* WHAT NEEDS TO BE DONE *
Report each line below that carries the word "nChina".
══ PROVIDED ENTRIES
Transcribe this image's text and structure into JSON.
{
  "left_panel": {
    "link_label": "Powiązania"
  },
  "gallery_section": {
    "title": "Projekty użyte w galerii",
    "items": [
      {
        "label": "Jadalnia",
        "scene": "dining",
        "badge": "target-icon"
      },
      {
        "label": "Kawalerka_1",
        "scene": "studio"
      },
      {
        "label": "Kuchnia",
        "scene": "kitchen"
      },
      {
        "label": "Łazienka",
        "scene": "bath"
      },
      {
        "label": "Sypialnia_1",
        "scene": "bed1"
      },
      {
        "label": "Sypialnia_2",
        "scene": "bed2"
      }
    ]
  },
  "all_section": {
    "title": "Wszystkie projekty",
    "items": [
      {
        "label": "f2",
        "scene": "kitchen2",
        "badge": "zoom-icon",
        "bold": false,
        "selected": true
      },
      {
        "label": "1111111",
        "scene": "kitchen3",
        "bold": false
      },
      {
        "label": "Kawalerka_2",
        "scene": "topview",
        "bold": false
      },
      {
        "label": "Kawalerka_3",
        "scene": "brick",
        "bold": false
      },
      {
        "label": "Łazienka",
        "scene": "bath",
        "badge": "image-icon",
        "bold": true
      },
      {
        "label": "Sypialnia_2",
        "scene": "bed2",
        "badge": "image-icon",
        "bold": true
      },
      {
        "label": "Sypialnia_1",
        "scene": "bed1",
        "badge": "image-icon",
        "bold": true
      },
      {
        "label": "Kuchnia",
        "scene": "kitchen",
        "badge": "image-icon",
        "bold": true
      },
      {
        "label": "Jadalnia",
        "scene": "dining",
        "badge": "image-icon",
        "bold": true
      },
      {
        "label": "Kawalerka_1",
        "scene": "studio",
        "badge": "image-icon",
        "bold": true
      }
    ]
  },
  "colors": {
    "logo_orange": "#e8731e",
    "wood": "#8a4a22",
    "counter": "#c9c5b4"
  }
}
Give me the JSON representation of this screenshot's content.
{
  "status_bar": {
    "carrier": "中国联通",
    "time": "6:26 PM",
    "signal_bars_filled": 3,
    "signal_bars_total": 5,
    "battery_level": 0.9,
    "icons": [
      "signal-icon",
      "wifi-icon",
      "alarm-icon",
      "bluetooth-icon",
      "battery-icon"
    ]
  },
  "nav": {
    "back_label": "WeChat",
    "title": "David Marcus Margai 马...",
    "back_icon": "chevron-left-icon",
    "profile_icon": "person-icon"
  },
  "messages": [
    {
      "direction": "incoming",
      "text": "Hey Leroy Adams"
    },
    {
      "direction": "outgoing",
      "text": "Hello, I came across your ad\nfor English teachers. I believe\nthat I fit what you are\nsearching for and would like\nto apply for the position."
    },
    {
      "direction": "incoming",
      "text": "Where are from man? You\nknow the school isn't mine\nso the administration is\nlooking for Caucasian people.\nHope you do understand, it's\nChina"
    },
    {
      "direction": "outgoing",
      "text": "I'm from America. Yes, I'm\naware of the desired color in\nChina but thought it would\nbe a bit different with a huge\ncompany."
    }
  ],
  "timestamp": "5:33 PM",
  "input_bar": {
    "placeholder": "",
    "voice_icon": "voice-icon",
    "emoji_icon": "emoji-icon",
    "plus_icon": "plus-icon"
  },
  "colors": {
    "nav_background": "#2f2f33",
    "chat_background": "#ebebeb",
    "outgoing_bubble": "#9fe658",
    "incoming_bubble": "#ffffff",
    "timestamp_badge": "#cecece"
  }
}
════
* RESULT *
      "text": "Where are from man? You\nknow the school isn't mine\nso the administration is\nlooking for Caucasian people.\nHope you do understand, it's\nChina"
      "text": "I'm from America. Yes, I'm\naware of the desired color in\nChina but thought it would\nbe a bit different with a huge\ncompany."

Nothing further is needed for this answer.